• _Your goal_
The reply must contain all of the records, unchanged.

• _Material for the task_

^^^^^^^^^^^^^^^^

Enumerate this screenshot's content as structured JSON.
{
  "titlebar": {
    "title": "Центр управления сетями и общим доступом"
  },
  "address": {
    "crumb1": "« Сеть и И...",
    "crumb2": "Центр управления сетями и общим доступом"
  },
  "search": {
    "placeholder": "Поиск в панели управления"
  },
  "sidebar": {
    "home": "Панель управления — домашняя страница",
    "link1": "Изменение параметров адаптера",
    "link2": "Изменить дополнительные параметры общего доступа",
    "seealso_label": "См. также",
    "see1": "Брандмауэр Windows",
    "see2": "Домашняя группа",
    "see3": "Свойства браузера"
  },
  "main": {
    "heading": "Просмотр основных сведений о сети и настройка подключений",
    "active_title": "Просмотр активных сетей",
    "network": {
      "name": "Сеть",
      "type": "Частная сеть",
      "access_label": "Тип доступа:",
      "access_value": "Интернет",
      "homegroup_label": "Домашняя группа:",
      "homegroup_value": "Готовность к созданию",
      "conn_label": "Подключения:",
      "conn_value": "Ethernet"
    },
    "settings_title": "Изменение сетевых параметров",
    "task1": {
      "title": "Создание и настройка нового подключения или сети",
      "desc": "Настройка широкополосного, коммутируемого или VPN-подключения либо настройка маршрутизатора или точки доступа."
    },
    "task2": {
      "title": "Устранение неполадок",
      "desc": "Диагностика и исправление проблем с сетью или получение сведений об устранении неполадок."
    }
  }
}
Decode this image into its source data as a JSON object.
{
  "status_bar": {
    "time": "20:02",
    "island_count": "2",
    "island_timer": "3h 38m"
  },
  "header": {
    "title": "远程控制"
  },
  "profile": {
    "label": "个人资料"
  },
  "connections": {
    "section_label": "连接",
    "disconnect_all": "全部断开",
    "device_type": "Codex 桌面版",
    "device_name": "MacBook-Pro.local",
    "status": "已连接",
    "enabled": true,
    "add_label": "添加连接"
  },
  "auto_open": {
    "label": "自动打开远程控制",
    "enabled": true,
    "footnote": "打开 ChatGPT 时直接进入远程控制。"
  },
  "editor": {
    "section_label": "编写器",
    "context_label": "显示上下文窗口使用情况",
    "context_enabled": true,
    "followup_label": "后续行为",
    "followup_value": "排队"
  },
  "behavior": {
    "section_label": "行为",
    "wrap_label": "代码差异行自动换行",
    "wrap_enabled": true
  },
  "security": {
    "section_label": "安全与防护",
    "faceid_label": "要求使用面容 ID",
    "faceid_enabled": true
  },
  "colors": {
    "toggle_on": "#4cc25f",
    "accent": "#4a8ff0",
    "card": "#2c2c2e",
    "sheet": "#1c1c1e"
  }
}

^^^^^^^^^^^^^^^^

• _Exercise solution_
Enumerate this screenshot's content as structured JSON.
{
  "titlebar": {
    "title": "Центр управления сетями и общим доступом"
  },
  "address": {
    "crumb1": "« Сеть и И...",
    "crumb2": "Центр управления сетями и общим доступом"
  },
  "search": {
    "placeholder": "Поиск в панели управления"
  },
  "sidebar": {
    "home": "Панель управления — домашняя страница",
    "link1": "Изменение параметров адаптера",
    "link2": "Изменить дополнительные параметры общего доступа",
    "seealso_label": "См. также",
    "see1": "Брандмауэр Windows",
    "see2": "Домашняя группа",
    "see3": "Свойства браузера"
  },
  "main": {
    "heading": "Просмотр основных сведений о сети и настройка подключений",
    "active_title": "Просмотр активных сетей",
    "network": {
      "name": "Сеть",
      "type": "Частная сеть",
      "access_label": "Тип доступа:",
      "access_value": "Интернет",
      "homegroup_label": "Домашняя группа:",
      "homegroup_value": "Готовность к созданию",
      "conn_label": "Подключения:",
      "conn_value": "Ethernet"
    },
    "settings_title": "Изменение сетевых параметров",
    "task1": {
      "title": "Создание и настройка нового подключения или сети",
      "desc": "Настройка широкополосного, коммутируемого или VPN-подключения либо настройка маршрутизатора или точки доступа."
    },
    "task2": {
      "title": "Устранение неполадок",
      "desc": "Диагностика и исправление проблем с сетью или получение сведений об устранении неполадок."
    }
  }
}
Decode this image into its source data as a JSON object.
{
  "status_bar": {
    "time": "20:02",
    "island_count": "2",
    "island_timer": "3h 38m"
  },
  "header": {
    "title": "远程控制"
  },
  "profile": {
    "label": "个人资料"
  },
  "connections": {
    "section_label": "连接",
    "disconnect_all": "全部断开",
    "device_type": "Codex 桌面版",
    "device_name": "MacBook-Pro.local",
    "status": "已连接",
    "enabled": true,
    "add_label": "添加连接"
  },
  "auto_open": {
    "label": "自动打开远程控制",
    "enabled": true,
    "footnote": "打开 ChatGPT 时直接进入远程控制。"
  },
  "editor": {
    "section_label": "编写器",
    "context_label": "显示上下文窗口使用情况",
    "context_enabled": true,
    "followup_label": "后续行为",
    "followup_value": "排队"
  },
  "behavior": {
    "section_label": "行为",
    "wrap_label": "代码差异行自动换行",
    "wrap_enabled": true
  },
  "security": {
    "section_label": "安全与防护",
    "faceid_label": "要求使用面容 ID",
    "faceid_enabled": true
  },
  "colors": {
    "toggle_on": "#4cc25f",
    "accent": "#4a8ff0",
    "card": "#2c2c2e",
    "sheet": "#1c1c1e"
  }
}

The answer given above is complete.